* DATASET CONTENT

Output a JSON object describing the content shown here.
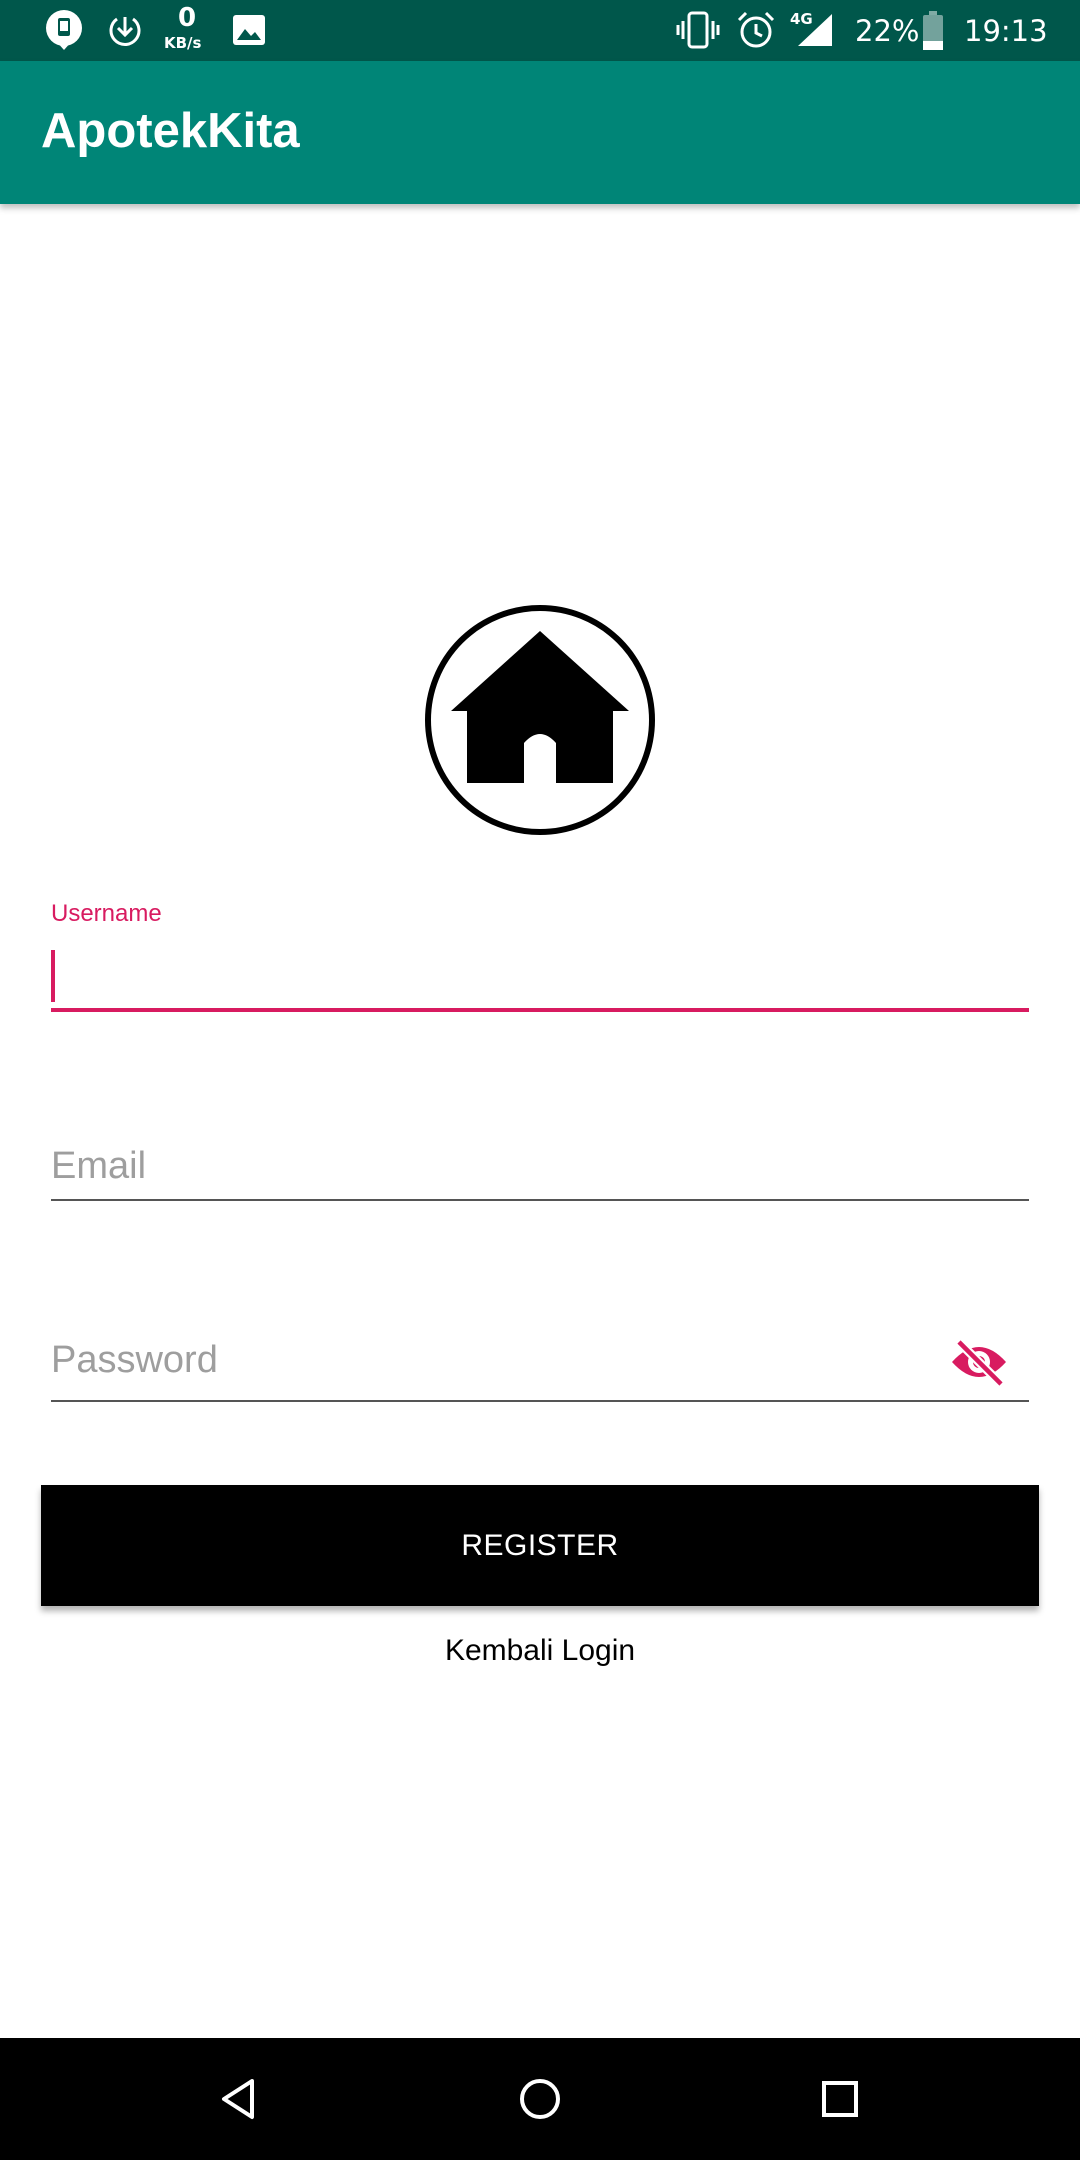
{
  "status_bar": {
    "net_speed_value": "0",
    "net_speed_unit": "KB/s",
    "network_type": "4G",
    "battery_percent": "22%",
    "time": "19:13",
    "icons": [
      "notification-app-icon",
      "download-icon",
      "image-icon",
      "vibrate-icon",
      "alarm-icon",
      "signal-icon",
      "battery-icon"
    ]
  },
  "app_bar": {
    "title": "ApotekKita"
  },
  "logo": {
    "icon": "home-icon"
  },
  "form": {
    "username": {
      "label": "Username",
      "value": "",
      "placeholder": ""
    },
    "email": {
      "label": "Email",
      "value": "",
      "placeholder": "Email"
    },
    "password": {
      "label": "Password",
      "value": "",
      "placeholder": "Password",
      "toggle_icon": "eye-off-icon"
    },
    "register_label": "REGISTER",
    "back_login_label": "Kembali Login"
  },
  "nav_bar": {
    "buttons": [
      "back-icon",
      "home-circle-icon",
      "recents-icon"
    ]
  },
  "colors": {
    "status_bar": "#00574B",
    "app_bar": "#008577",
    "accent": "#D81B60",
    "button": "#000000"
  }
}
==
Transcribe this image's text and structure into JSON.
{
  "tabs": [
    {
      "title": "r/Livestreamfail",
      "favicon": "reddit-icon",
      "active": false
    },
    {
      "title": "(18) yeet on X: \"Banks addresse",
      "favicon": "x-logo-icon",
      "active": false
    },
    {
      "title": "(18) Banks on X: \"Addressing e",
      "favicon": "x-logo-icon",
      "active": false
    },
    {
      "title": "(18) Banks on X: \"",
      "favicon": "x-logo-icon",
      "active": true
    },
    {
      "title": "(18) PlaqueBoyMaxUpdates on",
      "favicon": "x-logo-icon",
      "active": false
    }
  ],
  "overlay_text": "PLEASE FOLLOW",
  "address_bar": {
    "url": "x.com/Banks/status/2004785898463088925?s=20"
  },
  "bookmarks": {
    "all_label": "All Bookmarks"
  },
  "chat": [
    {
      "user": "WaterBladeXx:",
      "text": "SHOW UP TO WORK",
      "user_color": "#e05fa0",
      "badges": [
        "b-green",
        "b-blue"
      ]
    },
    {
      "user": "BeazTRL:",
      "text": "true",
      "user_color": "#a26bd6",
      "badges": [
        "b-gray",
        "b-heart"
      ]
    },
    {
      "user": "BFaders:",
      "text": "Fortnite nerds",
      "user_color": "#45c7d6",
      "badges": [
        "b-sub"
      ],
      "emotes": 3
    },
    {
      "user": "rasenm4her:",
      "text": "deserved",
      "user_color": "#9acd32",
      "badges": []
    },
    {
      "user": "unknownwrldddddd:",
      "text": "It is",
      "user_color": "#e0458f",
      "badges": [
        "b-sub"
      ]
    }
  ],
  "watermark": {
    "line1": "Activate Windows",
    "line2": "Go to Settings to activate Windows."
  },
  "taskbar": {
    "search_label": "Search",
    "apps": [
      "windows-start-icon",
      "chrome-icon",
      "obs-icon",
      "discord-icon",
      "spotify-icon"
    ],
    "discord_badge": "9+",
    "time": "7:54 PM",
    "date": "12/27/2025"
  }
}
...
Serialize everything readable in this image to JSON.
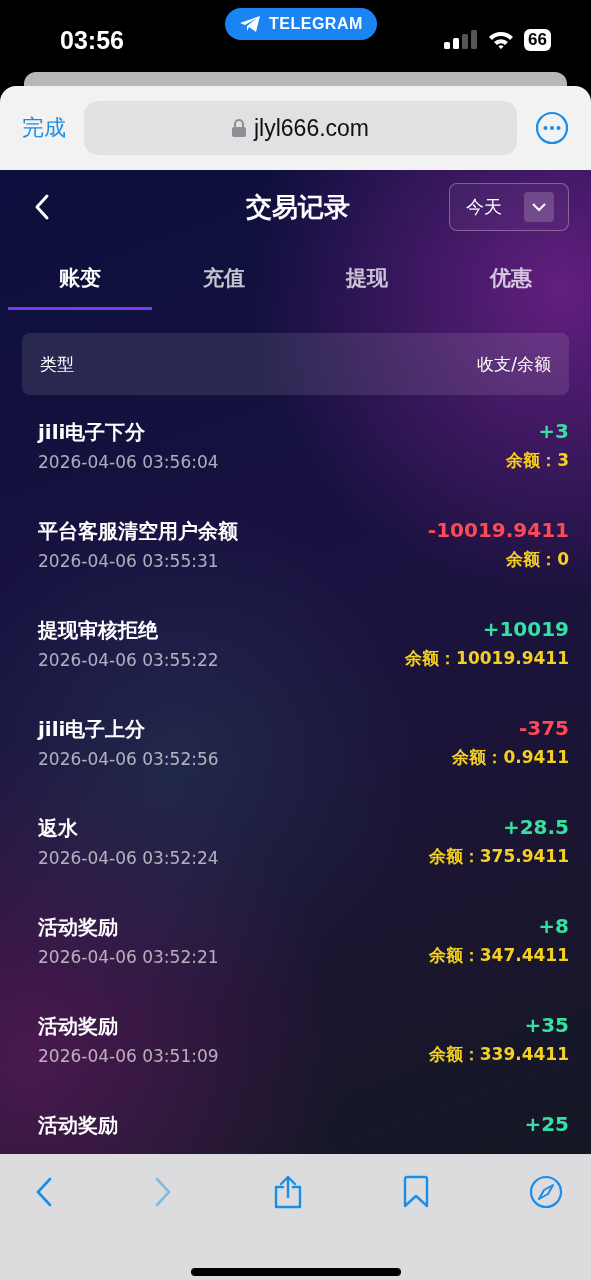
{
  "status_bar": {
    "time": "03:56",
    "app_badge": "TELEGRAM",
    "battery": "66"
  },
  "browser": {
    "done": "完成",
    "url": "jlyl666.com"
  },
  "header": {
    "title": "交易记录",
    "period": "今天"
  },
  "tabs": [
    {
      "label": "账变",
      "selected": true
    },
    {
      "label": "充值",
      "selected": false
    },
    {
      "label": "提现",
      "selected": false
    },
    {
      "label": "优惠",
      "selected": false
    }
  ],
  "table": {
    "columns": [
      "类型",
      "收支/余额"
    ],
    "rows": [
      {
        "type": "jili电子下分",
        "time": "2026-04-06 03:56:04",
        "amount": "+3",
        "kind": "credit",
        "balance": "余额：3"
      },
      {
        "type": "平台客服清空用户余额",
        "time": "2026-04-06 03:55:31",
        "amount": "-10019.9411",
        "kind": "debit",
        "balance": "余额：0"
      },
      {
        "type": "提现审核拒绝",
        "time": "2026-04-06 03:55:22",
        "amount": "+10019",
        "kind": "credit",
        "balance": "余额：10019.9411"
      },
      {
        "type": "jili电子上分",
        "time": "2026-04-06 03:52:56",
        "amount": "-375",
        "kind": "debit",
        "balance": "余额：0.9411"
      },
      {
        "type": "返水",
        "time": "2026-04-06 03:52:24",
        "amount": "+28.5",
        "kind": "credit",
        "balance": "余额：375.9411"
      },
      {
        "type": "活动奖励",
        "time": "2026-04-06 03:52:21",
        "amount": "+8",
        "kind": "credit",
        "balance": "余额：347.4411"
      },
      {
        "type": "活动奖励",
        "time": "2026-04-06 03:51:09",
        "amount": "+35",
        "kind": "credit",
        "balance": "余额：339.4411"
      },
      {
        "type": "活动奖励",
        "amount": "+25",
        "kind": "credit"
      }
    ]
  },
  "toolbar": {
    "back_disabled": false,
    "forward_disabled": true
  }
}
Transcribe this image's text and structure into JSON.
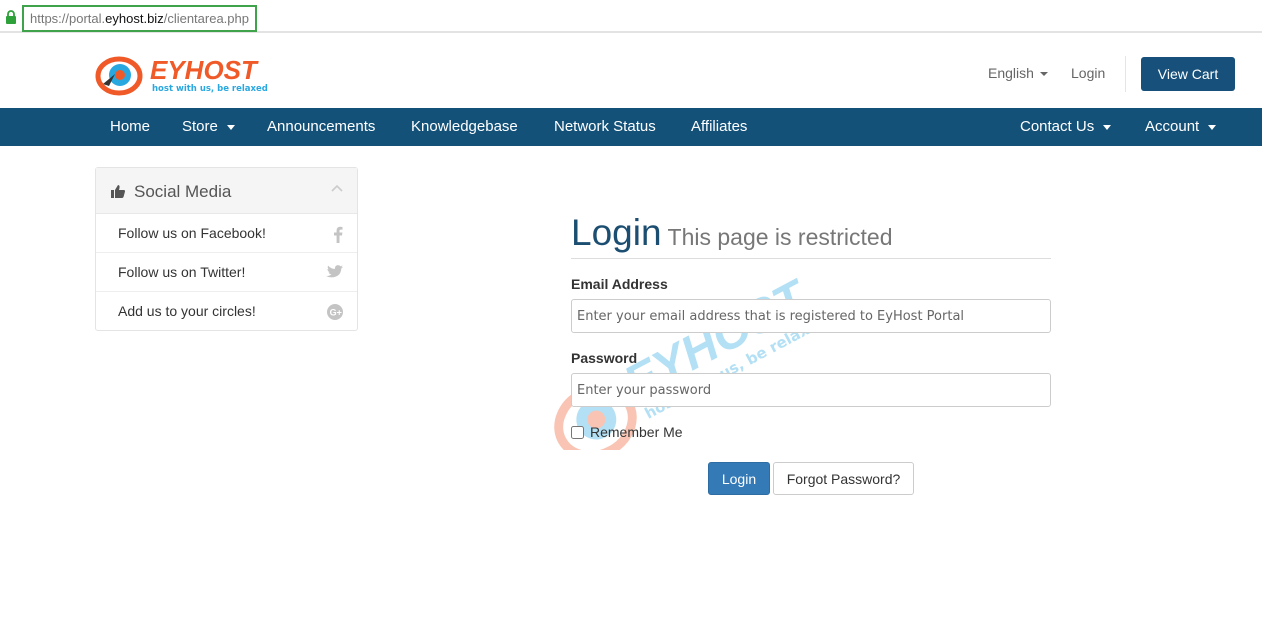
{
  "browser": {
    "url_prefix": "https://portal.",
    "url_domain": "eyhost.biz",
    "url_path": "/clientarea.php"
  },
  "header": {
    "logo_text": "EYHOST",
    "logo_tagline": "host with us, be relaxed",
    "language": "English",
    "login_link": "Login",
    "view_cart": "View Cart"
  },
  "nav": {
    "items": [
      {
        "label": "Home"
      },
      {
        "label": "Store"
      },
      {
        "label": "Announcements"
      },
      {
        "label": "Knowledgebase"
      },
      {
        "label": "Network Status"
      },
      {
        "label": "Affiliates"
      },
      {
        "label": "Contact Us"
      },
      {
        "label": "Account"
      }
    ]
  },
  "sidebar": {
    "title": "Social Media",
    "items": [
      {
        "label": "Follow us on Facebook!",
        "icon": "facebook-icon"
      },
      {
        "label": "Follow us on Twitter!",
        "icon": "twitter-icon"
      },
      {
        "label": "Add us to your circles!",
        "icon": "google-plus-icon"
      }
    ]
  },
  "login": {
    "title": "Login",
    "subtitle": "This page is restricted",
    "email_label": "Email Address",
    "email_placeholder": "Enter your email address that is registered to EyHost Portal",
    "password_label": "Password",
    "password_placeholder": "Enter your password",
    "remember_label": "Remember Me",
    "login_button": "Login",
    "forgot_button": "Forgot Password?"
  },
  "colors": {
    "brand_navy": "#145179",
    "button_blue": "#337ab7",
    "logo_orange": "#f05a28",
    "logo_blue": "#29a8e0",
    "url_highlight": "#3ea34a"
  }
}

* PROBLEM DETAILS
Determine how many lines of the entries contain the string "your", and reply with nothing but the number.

* ANSWER BELOW
3